**Given data:**
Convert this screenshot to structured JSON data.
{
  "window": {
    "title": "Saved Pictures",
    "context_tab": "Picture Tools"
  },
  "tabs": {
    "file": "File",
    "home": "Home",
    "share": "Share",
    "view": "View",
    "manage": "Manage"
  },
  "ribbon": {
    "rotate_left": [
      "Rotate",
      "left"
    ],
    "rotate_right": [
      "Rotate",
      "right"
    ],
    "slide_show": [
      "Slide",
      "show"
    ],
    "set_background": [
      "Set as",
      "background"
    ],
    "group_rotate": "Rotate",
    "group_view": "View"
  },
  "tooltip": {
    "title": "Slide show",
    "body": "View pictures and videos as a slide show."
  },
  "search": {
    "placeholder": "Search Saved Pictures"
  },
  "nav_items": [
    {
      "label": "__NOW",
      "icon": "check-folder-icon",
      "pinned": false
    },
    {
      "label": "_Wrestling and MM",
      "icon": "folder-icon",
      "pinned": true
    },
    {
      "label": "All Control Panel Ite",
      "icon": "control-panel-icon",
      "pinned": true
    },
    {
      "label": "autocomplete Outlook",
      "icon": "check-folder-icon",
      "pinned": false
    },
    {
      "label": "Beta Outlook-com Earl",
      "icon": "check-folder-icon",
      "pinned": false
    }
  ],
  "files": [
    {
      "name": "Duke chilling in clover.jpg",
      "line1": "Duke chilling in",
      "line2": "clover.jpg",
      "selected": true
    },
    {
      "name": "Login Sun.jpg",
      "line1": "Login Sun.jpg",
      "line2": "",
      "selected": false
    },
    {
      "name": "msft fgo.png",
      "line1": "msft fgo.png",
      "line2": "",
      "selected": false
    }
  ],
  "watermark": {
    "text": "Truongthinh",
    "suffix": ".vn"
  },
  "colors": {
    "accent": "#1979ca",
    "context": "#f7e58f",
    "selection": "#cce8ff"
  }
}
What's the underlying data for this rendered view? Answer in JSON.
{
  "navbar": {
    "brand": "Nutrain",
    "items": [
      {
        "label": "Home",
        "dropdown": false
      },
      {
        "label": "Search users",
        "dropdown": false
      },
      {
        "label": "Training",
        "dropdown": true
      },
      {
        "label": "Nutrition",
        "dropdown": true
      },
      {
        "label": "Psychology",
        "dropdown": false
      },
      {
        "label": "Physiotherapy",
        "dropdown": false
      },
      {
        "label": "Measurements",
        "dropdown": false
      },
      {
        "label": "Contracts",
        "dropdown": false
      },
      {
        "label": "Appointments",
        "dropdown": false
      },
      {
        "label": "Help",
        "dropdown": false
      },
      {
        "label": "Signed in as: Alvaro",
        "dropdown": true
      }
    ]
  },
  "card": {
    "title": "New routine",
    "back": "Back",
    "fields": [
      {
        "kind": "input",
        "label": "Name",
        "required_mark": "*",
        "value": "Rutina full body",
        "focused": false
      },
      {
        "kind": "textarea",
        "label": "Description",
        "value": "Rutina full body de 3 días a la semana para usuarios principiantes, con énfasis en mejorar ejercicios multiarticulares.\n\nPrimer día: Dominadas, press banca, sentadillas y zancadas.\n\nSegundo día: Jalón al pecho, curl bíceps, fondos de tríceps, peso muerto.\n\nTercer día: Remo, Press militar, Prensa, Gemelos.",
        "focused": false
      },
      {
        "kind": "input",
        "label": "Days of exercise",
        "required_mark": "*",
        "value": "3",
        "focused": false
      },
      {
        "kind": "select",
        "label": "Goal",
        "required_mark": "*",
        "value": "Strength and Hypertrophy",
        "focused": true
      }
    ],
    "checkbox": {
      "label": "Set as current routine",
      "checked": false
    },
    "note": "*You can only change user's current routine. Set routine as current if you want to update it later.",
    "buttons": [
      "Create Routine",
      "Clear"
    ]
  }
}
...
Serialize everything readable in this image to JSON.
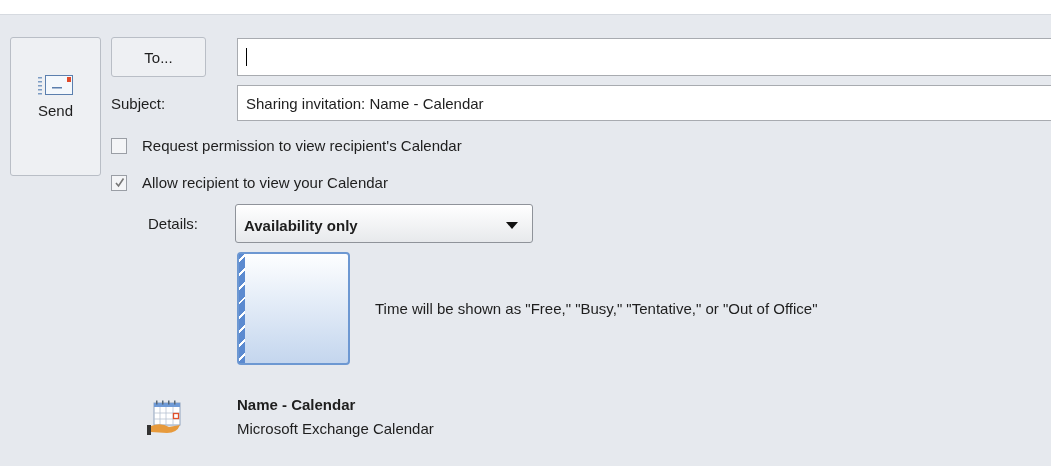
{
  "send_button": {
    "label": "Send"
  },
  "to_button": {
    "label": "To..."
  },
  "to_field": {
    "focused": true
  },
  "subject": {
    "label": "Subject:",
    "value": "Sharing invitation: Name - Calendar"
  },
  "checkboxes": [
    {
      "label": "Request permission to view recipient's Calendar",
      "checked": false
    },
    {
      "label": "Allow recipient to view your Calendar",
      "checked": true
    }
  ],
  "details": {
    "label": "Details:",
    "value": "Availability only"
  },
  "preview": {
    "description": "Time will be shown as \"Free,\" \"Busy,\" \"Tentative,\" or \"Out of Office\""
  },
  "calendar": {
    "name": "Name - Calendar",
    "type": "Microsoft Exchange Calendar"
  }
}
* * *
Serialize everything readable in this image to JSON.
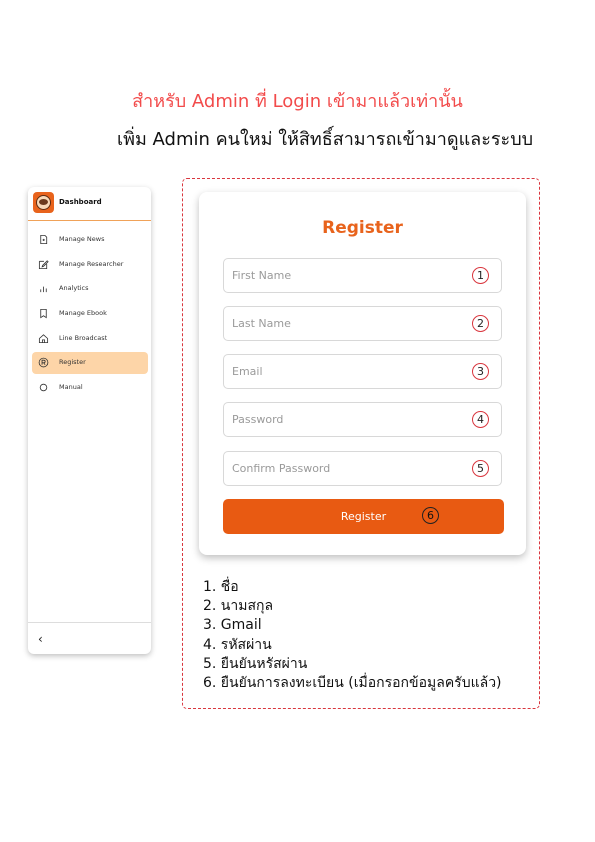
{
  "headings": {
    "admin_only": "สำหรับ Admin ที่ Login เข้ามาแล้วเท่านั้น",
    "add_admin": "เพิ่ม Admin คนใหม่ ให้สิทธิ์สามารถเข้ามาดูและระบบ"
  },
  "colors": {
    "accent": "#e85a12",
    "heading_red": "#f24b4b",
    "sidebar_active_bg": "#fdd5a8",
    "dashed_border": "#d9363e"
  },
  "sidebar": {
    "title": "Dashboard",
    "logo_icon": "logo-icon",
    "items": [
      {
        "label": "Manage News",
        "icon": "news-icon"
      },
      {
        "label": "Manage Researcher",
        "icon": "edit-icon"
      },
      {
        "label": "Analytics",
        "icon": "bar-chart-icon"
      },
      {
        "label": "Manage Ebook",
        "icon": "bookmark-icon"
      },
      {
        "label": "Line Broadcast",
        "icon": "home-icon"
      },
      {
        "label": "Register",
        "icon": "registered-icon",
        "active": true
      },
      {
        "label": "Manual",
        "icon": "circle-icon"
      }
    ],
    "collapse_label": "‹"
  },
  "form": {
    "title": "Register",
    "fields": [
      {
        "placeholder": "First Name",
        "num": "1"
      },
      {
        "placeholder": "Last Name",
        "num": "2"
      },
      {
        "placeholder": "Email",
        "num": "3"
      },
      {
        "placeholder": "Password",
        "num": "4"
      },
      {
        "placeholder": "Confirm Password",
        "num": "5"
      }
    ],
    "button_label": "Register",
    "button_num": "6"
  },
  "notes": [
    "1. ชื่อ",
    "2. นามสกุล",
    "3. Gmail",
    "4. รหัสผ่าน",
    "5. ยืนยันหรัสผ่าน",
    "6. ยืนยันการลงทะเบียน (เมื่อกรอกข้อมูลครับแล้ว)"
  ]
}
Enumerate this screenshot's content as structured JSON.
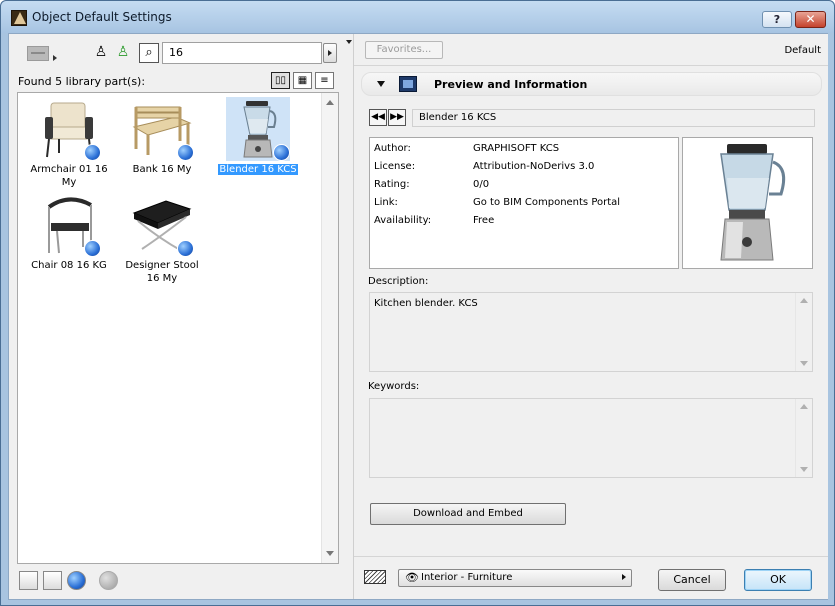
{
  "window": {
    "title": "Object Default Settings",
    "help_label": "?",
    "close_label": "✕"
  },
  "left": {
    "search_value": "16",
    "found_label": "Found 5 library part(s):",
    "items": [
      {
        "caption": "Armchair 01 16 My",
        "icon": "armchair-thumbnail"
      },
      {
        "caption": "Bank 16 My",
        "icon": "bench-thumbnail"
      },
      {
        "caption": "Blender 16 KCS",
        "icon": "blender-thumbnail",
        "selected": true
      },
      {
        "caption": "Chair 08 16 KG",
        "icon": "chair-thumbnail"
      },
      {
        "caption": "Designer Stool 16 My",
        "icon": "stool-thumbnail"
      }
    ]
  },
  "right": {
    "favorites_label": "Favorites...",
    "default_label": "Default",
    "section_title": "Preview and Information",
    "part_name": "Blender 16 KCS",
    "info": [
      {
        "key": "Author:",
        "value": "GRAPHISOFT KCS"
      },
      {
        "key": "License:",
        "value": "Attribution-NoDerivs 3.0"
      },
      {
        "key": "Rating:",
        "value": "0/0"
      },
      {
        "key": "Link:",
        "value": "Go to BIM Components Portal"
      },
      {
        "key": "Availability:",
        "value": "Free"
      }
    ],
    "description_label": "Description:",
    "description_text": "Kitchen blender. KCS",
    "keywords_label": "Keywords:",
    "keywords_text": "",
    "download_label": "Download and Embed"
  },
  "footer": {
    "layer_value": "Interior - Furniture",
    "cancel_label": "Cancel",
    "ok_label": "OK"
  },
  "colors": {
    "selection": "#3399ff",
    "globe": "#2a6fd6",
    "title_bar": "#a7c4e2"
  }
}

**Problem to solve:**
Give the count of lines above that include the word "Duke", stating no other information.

**Your response:**
2